__What is needed__
Your task is to find every line of the data that holds the string "Kriminalromane" and copy it.

*-*-*

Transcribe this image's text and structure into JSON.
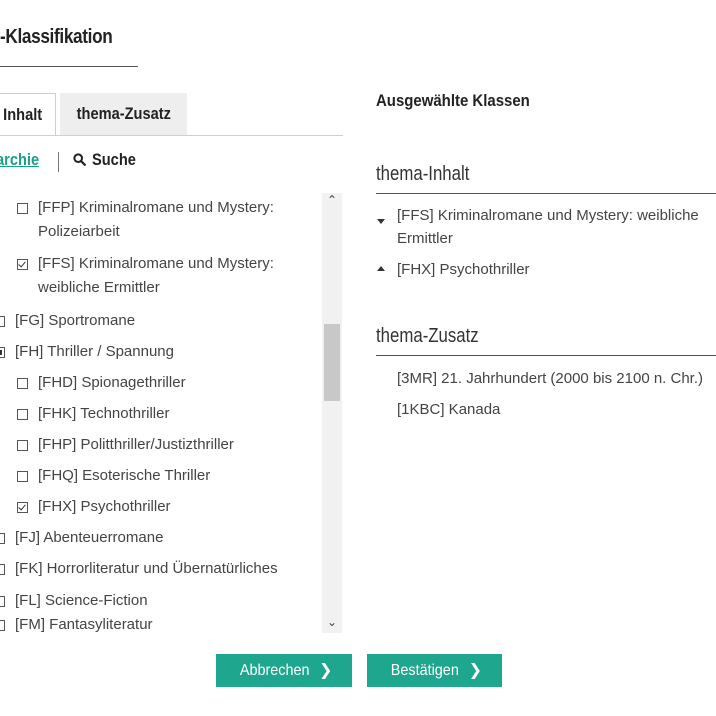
{
  "heading": "-Klassifikation",
  "tabs": {
    "active": "Inhalt",
    "inactive": "thema-Zusatz"
  },
  "modes": {
    "hierarchy": "archie",
    "search": "Suche"
  },
  "tree": [
    {
      "code_label": "[FFP] Kriminalromane und Mystery:",
      "line2": "Polizeiarbeit",
      "state": "unchecked",
      "level": 2
    },
    {
      "code_label": "[FFS] Kriminalromane und Mystery:",
      "line2": "weibliche Ermittler",
      "state": "checked",
      "level": 2
    },
    {
      "code_label": "[FG] Sportromane",
      "line2": "",
      "state": "unchecked",
      "level": 1
    },
    {
      "code_label": "[FH] Thriller / Spannung",
      "line2": "",
      "state": "partial",
      "level": 1
    },
    {
      "code_label": "[FHD] Spionagethriller",
      "line2": "",
      "state": "unchecked",
      "level": 2
    },
    {
      "code_label": "[FHK] Technothriller",
      "line2": "",
      "state": "unchecked",
      "level": 2
    },
    {
      "code_label": "[FHP] Politthriller/Justizthriller",
      "line2": "",
      "state": "unchecked",
      "level": 2
    },
    {
      "code_label": "[FHQ] Esoterische Thriller",
      "line2": "",
      "state": "unchecked",
      "level": 2
    },
    {
      "code_label": "[FHX] Psychothriller",
      "line2": "",
      "state": "checked",
      "level": 2
    },
    {
      "code_label": "[FJ] Abenteuerromane",
      "line2": "",
      "state": "unchecked",
      "level": 1
    },
    {
      "code_label": "[FK] Horrorliteratur und Übernatürliches",
      "line2": "",
      "state": "unchecked",
      "level": 1
    },
    {
      "code_label": "[FL] Science-Fiction",
      "line2": "",
      "state": "unchecked",
      "level": 1
    },
    {
      "code_label": "[FM] Fantasyliteratur",
      "line2": "",
      "state": "unchecked",
      "level": 1
    }
  ],
  "selected": {
    "title": "Ausgewählte Klassen",
    "inhalt": {
      "title": "thema-Inhalt",
      "items": [
        {
          "line1": "[FFS] Kriminalromane und Mystery: weibliche",
          "line2": "Ermittler",
          "arrow": "down"
        },
        {
          "line1": "[FHX] Psychothriller",
          "line2": "",
          "arrow": "up"
        }
      ]
    },
    "zusatz": {
      "title": "thema-Zusatz",
      "items": [
        {
          "line1": "[3MR] 21. Jahrhundert (2000 bis 2100 n. Chr.)"
        },
        {
          "line1": "[1KBC] Kanada"
        }
      ]
    }
  },
  "buttons": {
    "cancel": "Abbrechen",
    "confirm": "Bestätigen"
  }
}
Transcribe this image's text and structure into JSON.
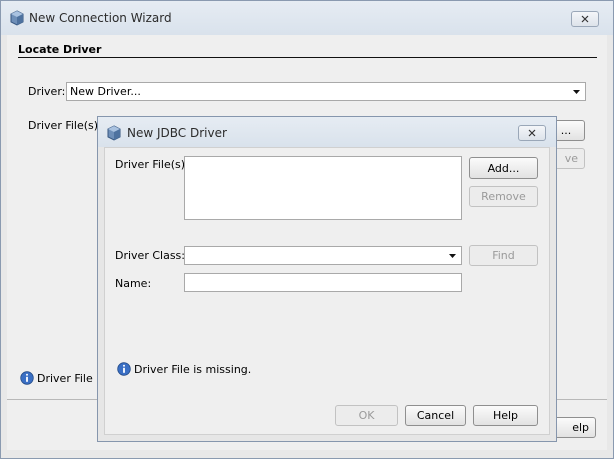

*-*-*

__Solution for this task__
      "code_label": "[FFP] Kriminalromane und Mystery:",
      "code_label": "[FFS] Kriminalromane und Mystery:",
          "line1": "[FFS] Kriminalromane und Mystery: weibliche",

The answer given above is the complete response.